■ **What is expected**: The word "window" marks the lines to report; pull each of them from the listing.

■ **Records to use**:
┄┄┄┄┄┄┄┄┄┄

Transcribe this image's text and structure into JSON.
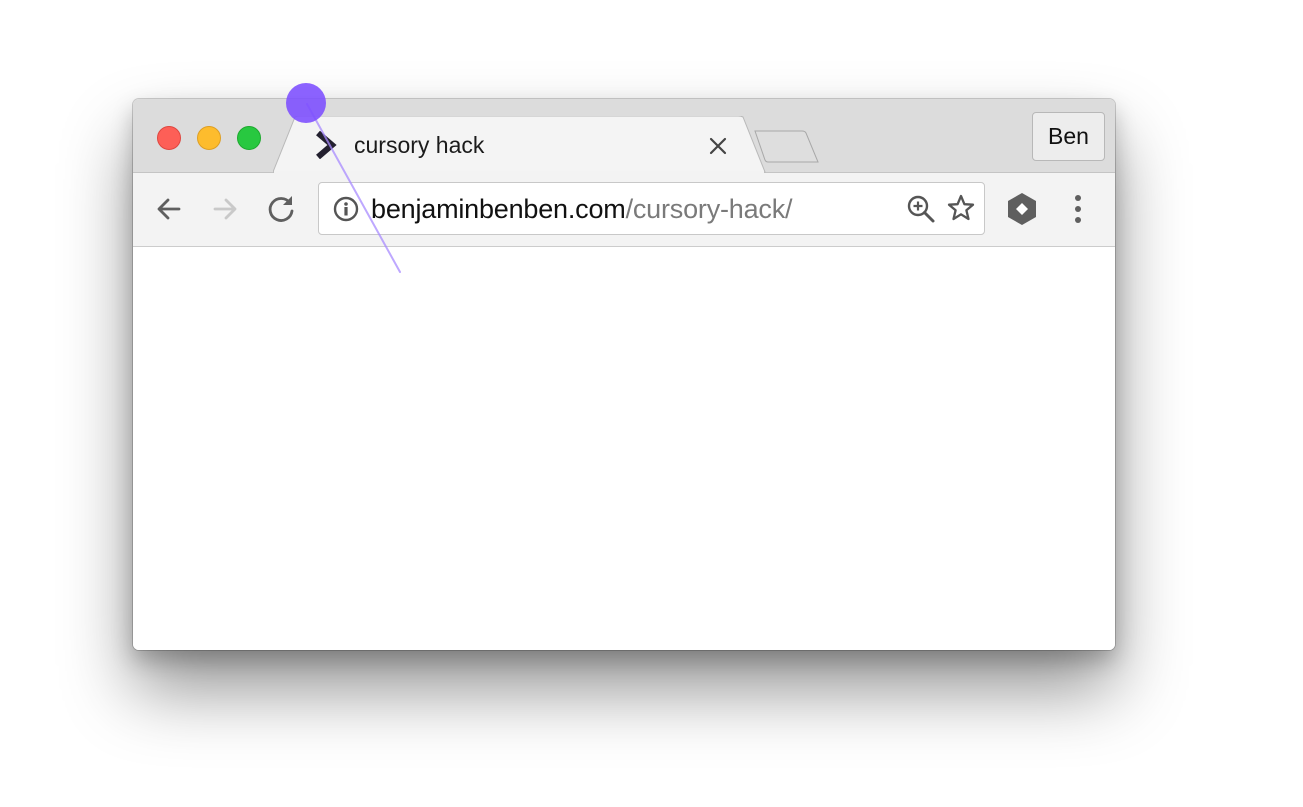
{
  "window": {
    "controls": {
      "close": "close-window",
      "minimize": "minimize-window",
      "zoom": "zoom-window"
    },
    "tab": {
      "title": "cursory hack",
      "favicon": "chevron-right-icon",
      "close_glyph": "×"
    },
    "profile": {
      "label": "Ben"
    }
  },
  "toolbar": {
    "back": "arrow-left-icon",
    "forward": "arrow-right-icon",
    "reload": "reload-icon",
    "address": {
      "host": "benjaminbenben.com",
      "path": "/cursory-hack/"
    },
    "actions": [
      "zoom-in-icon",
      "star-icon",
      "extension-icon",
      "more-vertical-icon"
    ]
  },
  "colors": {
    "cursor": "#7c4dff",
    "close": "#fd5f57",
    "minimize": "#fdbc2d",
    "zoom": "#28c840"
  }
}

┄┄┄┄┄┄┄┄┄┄

■ **Written answer**:
  "window": {
      "close": "close-window",
      "minimize": "minimize-window",
      "zoom": "zoom-window"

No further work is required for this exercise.